→ Your assignment
Search the data for "JSON". Each line containing it is to be copied.

→ Task input
============
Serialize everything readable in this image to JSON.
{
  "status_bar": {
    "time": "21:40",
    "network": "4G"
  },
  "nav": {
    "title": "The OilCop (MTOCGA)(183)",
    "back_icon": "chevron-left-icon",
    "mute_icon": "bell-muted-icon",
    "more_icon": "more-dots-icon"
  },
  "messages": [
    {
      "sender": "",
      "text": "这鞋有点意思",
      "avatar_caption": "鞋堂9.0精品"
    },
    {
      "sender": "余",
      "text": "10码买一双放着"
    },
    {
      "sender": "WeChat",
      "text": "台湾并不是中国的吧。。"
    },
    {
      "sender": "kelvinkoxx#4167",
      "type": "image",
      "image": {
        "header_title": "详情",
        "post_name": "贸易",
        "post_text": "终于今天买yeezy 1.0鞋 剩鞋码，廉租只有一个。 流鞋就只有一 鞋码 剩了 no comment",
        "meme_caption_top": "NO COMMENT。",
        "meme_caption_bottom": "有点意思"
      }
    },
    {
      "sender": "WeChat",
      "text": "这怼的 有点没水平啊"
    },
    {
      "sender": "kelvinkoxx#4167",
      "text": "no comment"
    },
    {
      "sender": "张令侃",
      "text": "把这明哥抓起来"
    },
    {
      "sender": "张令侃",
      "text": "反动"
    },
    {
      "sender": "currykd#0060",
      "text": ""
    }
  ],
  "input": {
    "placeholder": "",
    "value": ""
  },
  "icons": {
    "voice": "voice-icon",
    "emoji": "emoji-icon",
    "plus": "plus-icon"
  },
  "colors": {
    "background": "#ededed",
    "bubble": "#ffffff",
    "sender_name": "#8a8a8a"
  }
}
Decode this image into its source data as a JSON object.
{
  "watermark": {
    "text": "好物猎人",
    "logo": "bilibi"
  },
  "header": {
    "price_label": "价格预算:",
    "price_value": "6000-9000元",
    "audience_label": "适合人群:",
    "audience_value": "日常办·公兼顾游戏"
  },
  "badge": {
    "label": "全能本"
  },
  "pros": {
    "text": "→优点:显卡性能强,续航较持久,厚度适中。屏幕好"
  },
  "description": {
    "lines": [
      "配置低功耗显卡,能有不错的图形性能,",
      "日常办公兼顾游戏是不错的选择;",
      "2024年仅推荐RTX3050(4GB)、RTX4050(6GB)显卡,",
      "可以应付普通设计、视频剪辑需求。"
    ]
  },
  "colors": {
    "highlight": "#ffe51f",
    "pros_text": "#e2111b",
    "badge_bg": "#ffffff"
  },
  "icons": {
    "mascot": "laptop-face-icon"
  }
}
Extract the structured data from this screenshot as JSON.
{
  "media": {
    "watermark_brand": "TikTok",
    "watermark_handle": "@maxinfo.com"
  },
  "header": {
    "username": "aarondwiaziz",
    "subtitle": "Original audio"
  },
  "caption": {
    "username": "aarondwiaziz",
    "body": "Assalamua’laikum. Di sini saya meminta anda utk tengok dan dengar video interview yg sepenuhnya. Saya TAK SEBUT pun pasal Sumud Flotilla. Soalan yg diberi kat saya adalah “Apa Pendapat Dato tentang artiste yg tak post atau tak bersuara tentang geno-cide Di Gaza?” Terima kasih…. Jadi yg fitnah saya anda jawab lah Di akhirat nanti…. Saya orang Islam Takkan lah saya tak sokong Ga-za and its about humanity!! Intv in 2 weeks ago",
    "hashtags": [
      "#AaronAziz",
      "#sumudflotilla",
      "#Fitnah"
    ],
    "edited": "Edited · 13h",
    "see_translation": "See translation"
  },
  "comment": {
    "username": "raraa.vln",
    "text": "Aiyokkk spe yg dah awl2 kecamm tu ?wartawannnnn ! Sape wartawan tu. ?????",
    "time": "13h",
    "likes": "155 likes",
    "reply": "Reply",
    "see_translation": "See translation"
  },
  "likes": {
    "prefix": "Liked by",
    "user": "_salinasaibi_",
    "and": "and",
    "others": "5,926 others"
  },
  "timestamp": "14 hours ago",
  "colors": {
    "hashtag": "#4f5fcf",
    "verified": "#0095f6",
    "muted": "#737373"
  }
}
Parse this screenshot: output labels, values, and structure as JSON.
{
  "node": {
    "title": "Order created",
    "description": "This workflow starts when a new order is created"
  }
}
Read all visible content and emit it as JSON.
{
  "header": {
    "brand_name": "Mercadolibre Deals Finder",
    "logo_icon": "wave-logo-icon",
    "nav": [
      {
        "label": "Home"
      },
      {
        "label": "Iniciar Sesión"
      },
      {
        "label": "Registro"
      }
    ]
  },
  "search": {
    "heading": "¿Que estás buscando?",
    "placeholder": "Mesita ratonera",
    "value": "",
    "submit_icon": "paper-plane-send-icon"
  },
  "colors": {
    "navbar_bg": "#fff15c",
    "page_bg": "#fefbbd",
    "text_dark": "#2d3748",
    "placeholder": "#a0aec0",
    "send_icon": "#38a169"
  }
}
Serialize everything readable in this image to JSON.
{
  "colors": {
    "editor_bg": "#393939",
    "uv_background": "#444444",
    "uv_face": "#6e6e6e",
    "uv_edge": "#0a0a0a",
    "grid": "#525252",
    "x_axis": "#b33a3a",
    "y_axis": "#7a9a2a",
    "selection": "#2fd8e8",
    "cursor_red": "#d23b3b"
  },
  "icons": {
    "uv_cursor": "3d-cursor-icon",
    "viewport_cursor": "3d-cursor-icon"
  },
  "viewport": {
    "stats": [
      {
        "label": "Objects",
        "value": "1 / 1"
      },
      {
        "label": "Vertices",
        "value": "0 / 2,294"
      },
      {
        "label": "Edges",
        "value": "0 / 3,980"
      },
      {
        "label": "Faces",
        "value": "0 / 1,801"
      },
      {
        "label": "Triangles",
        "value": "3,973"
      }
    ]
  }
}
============
→ Exercise response
Serialize everything readable in this image to JSON.
Decode this image into its source data as a JSON object.
Extract the structured data from this screenshot as JSON.
Parse this screenshot: output labels, values, and structure as JSON.
Read all visible content and emit it as JSON.
Serialize everything readable in this image to JSON.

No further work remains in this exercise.